- **Exercise details**: Output the entire listing below exactly as it stands.

- **Given data**:
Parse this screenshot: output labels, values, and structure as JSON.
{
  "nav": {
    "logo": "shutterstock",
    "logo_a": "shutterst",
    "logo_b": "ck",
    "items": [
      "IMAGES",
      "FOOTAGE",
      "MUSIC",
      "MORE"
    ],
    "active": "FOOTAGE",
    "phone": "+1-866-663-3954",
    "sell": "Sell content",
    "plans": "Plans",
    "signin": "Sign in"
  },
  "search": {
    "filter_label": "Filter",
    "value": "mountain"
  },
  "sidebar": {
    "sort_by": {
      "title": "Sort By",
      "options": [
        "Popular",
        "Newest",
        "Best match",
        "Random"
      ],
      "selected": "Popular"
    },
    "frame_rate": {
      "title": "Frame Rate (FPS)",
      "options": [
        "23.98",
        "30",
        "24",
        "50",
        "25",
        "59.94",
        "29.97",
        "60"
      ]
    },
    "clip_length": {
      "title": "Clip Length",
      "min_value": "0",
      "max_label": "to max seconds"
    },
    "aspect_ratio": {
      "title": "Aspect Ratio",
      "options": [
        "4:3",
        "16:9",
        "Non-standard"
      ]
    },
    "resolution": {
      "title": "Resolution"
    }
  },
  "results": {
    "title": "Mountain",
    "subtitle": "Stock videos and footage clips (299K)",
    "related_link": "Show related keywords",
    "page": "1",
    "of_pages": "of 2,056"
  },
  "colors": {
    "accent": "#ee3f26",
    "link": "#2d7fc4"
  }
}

- **Solution**:
Parse this screenshot: output labels, values, and structure as JSON.
{
  "nav": {
    "logo": "shutterstock",
    "logo_a": "shutterst",
    "logo_b": "ck",
    "items": [
      "IMAGES",
      "FOOTAGE",
      "MUSIC",
      "MORE"
    ],
    "active": "FOOTAGE",
    "phone": "+1-866-663-3954",
    "sell": "Sell content",
    "plans": "Plans",
    "signin": "Sign in"
  },
  "search": {
    "filter_label": "Filter",
    "value": "mountain"
  },
  "sidebar": {
    "sort_by": {
      "title": "Sort By",
      "options": [
        "Popular",
        "Newest",
        "Best match",
        "Random"
      ],
      "selected": "Popular"
    },
    "frame_rate": {
      "title": "Frame Rate (FPS)",
      "options": [
        "23.98",
        "30",
        "24",
        "50",
        "25",
        "59.94",
        "29.97",
        "60"
      ]
    },
    "clip_length": {
      "title": "Clip Length",
      "min_value": "0",
      "max_label": "to max seconds"
    },
    "aspect_ratio": {
      "title": "Aspect Ratio",
      "options": [
        "4:3",
        "16:9",
        "Non-standard"
      ]
    },
    "resolution": {
      "title": "Resolution"
    }
  },
  "results": {
    "title": "Mountain",
    "subtitle": "Stock videos and footage clips (299K)",
    "related_link": "Show related keywords",
    "page": "1",
    "of_pages": "of 2,056"
  },
  "colors": {
    "accent": "#ee3f26",
    "link": "#2d7fc4"
  }
}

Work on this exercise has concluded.